Stage 5 (August 24): Breckenridge-Colorado Springs — 117 miles
A 10-mile climb to the summit of Hoosier Pass from the start line will deliver riders to a mostly-downhill approach to Colorado Springs, home of the race’s prologue in 2011. The finish in downtown Colorado Springs should be a sprinters’ affair, but a detour through the Garden of the Gods could see a late move escape. A late breakaway will have to hold off the peloton over three mostly flat finish circuits, however, which is unlikely.

As one of only two potential bunch finishes, the sprinters’ teams will be motivated to hold the race together in the hometown of the U.S. Olympic Committee and USA Cycling. But given the fact that just two stages suit the fast men, it is unclear which sprinters will be at the start, especially with the world championships looming weeks later.

Stage 6 (August 25): Golden-Boulder — 103 miles
The highly anticipated sixth stage should see the largest crowds in the event’s history with a mountain finish above Boulder. The stage will open with two laps around Golden before heading north along the hilly and often windy Highway 93 to Boulder. The day’s first KOM climb will take riders up the moderate, 15-mile ascent of Boulder Canyon to the eclectic town of Nederland. The race willfollow the Peak-to-Peak Highway north over a series of rollers before descending to Lyons and turning south toward Boulder. The descent isn’t steep enough to provide much respite.

Two tough climbs face riders in the final 20 miles. First, the moderate ascent of Lefthand Canyon leads to the 1.3-mile climb of Lee Hill Road, which tops out above 10-percent gradient, and a steep descent to Boulder. From downtown Boulder, riders will climb gradually past the University of Colorado to the base of Flagstaff Mountain. From there, the finish lies atop a 3.25-mile, 7.5-percent climb to the Sunrise Amphitheater. Two steep ramps, one low on the climb, just above Gregory Canyon, and the other a half-mile from the finish, should see the hottest fireworks from riders trying to force a selection before the final-day time trial.

The stage will not finish on the summit of Flagstaff Mountain because organizers could not fit the finish infrastructure there, but with Lee Hill and the finish climb packed so near the line, big time gaps could form, particularly if the wind is friendly to the aggressors.
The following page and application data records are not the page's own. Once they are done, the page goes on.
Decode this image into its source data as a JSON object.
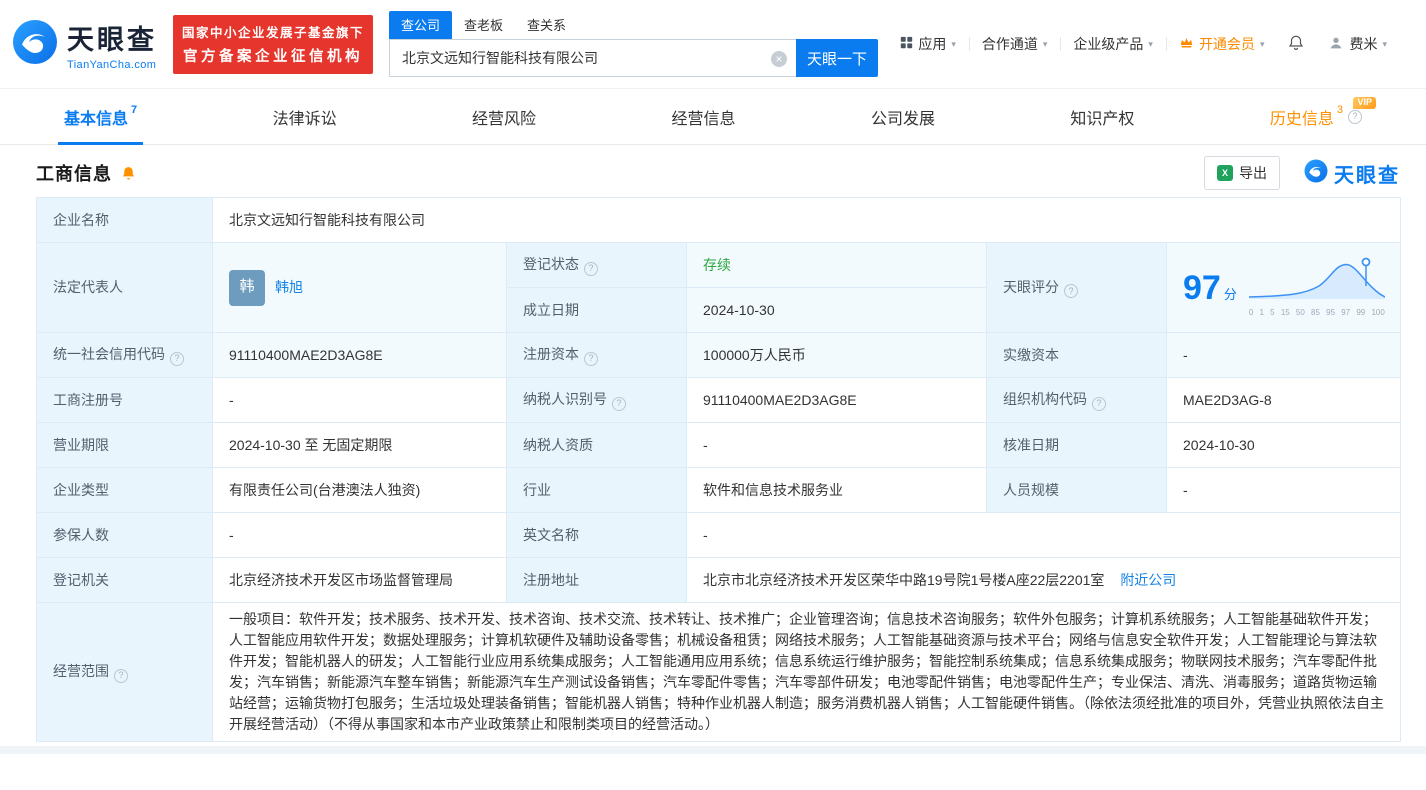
{
  "colors": {
    "primary_blue": "#0a7cf0",
    "badge_red": "#e5352c",
    "member_orange": "#ff8a00",
    "history_orange": "#ff9100",
    "status_green": "#2da641",
    "excel_green": "#1fa35c",
    "label_cell_bg": "#e9f5fd"
  },
  "header": {
    "logo": {
      "name": "天眼查",
      "domain": "TianYanCha.com"
    },
    "badge": {
      "line1": "国家中小企业发展子基金旗下",
      "line2": "官方备案企业征信机构"
    },
    "search_tabs": [
      {
        "label": "查公司"
      },
      {
        "label": "查老板"
      },
      {
        "label": "查关系"
      }
    ],
    "search": {
      "value": "北京文远知行智能科技有限公司",
      "button": "天眼一下"
    },
    "nav": {
      "apps": "应用",
      "partner": "合作通道",
      "enterprise": "企业级产品",
      "member": "开通会员",
      "user": "费米"
    }
  },
  "tabs": {
    "basic": {
      "label": "基本信息",
      "count": "7"
    },
    "legal": {
      "label": "法律诉讼"
    },
    "risk": {
      "label": "经营风险"
    },
    "operation": {
      "label": "经营信息"
    },
    "development": {
      "label": "公司发展"
    },
    "ip": {
      "label": "知识产权"
    },
    "history": {
      "label": "历史信息",
      "count": "3",
      "vip_tag": "VIP"
    }
  },
  "section": {
    "title": "工商信息",
    "export_label": "导出",
    "brand": "天眼查"
  },
  "info": {
    "company_name": {
      "label": "企业名称",
      "value": "北京文远知行智能科技有限公司"
    },
    "legal_rep": {
      "label": "法定代表人",
      "avatar": "韩",
      "name": "韩旭"
    },
    "reg_status": {
      "label": "登记状态",
      "value": "存续"
    },
    "est_date": {
      "label": "成立日期",
      "value": "2024-10-30"
    },
    "score": {
      "label": "天眼评分",
      "value": "97",
      "unit": "分",
      "ticks": [
        "0",
        "1",
        "5",
        "15",
        "50",
        "85",
        "95",
        "97",
        "99",
        "100"
      ]
    },
    "credit_code": {
      "label": "统一社会信用代码",
      "value": "91110400MAE2D3AG8E"
    },
    "reg_capital": {
      "label": "注册资本",
      "value": "100000万人民币"
    },
    "paid_capital": {
      "label": "实缴资本",
      "value": "-"
    },
    "reg_number": {
      "label": "工商注册号",
      "value": "-"
    },
    "taxpayer_id": {
      "label": "纳税人识别号",
      "value": "91110400MAE2D3AG8E"
    },
    "org_code": {
      "label": "组织机构代码",
      "value": "MAE2D3AG-8"
    },
    "business_term": {
      "label": "营业期限",
      "value": "2024-10-30 至 无固定期限"
    },
    "taxpayer_quality": {
      "label": "纳税人资质",
      "value": "-"
    },
    "approval_date": {
      "label": "核准日期",
      "value": "2024-10-30"
    },
    "company_type": {
      "label": "企业类型",
      "value": "有限责任公司(台港澳法人独资)"
    },
    "industry": {
      "label": "行业",
      "value": "软件和信息技术服务业"
    },
    "staff_size": {
      "label": "人员规模",
      "value": "-"
    },
    "insured_count": {
      "label": "参保人数",
      "value": "-"
    },
    "english_name": {
      "label": "英文名称",
      "value": "-"
    },
    "reg_authority": {
      "label": "登记机关",
      "value": "北京经济技术开发区市场监督管理局"
    },
    "reg_address": {
      "label": "注册地址",
      "value": "北京市北京经济技术开发区荣华中路19号院1号楼A座22层2201室",
      "link": "附近公司"
    },
    "business_scope": {
      "label": "经营范围",
      "value": "一般项目：软件开发；技术服务、技术开发、技术咨询、技术交流、技术转让、技术推广；企业管理咨询；信息技术咨询服务；软件外包服务；计算机系统服务；人工智能基础软件开发；人工智能应用软件开发；数据处理服务；计算机软硬件及辅助设备零售；机械设备租赁；网络技术服务；人工智能基础资源与技术平台；网络与信息安全软件开发；人工智能理论与算法软件开发；智能机器人的研发；人工智能行业应用系统集成服务；人工智能通用应用系统；信息系统运行维护服务；智能控制系统集成；信息系统集成服务；物联网技术服务；汽车零配件批发；汽车销售；新能源汽车整车销售；新能源汽车生产测试设备销售；汽车零配件零售；汽车零部件研发；电池零配件销售；电池零配件生产；专业保洁、清洗、消毒服务；道路货物运输站经营；运输货物打包服务；生活垃圾处理装备销售；智能机器人销售；特种作业机器人制造；服务消费机器人销售；人工智能硬件销售。（除依法须经批准的项目外，凭营业执照依法自主开展经营活动）（不得从事国家和本市产业政策禁止和限制类项目的经营活动。）"
    }
  }
}
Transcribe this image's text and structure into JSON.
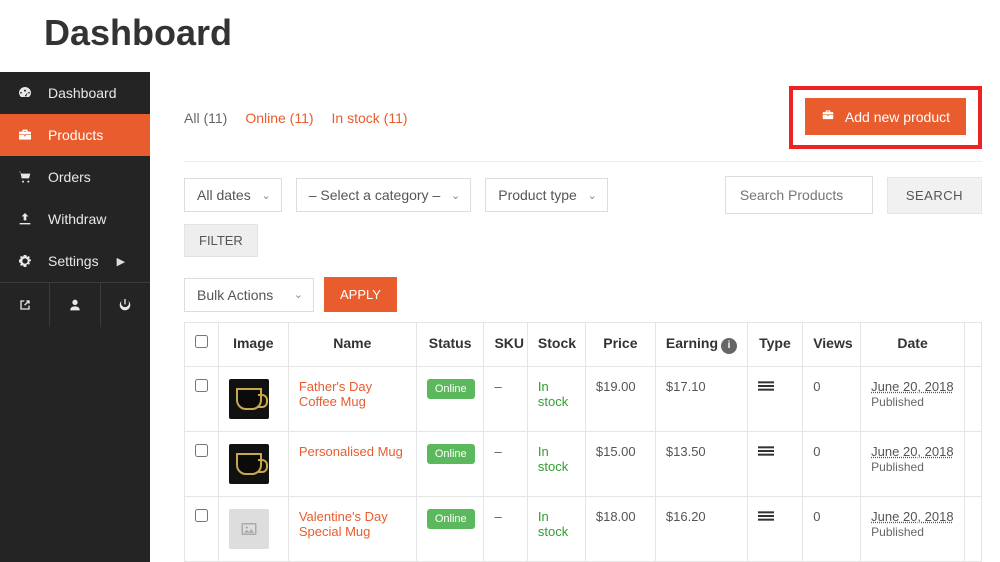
{
  "page_title": "Dashboard",
  "sidebar": {
    "items": [
      {
        "label": "Dashboard",
        "icon": "gauge"
      },
      {
        "label": "Products",
        "icon": "briefcase",
        "active": true
      },
      {
        "label": "Orders",
        "icon": "cart"
      },
      {
        "label": "Withdraw",
        "icon": "upload"
      },
      {
        "label": "Settings",
        "icon": "gear",
        "chevron": true
      }
    ]
  },
  "status_links": {
    "all": "All (11)",
    "online": "Online (11)",
    "instock": "In stock (11)"
  },
  "add_button": "Add new product",
  "filters": {
    "dates": "All dates",
    "category": "– Select a category –",
    "ptype": "Product type",
    "search_placeholder": "Search Products",
    "search_btn": "SEARCH",
    "filter_btn": "FILTER",
    "bulk": "Bulk Actions",
    "apply": "APPLY"
  },
  "table": {
    "headers": {
      "image": "Image",
      "name": "Name",
      "status": "Status",
      "sku": "SKU",
      "stock": "Stock",
      "price": "Price",
      "earning": "Earning",
      "type": "Type",
      "views": "Views",
      "date": "Date"
    },
    "rows": [
      {
        "name": "Father's Day Coffee Mug",
        "status": "Online",
        "sku": "–",
        "stock": "In stock",
        "price": "$19.00",
        "earning": "$17.10",
        "views": "0",
        "date": "June 20, 2018",
        "pub": "Published",
        "thumb": "mug"
      },
      {
        "name": "Personalised Mug",
        "status": "Online",
        "sku": "–",
        "stock": "In stock",
        "price": "$15.00",
        "earning": "$13.50",
        "views": "0",
        "date": "June 20, 2018",
        "pub": "Published",
        "thumb": "mug"
      },
      {
        "name": "Valentine's Day Special Mug",
        "status": "Online",
        "sku": "–",
        "stock": "In stock",
        "price": "$18.00",
        "earning": "$16.20",
        "views": "0",
        "date": "June 20, 2018",
        "pub": "Published",
        "thumb": "blank"
      }
    ]
  }
}
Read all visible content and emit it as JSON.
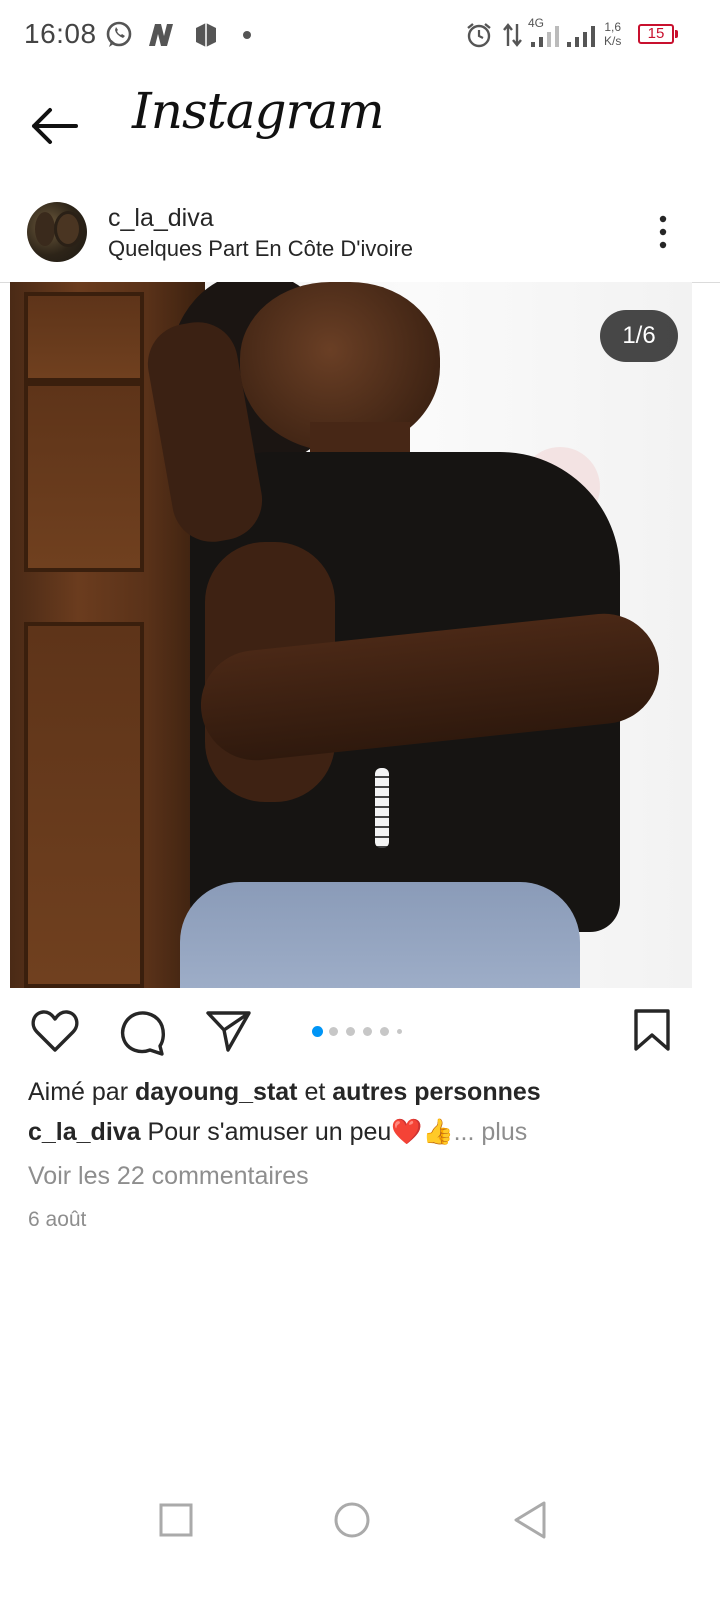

Flagstaff is one of the iconic climbs of Colorado Front Range and with a party atmosphere in Boulder, the many local professionals, including Tom Danielson and Rory Sutherland, will look to light it up.

Stage 7 (August 26): Denver ITT — 9.5 miles
The short, final-day time trial will follow a circuit that starts and finishes at Civic Center Park in downtown Denver, site of the 2011 finale. The mostly-flat route will navigate the Speer Boulevard loop used in the final stage of the 2011 race before traveling east to the Denver Zoo and City Park and then returning to the Capitol. The route should suit the TT specialists, but a week at altitude will play a significant, though uncertain, role in the stage results.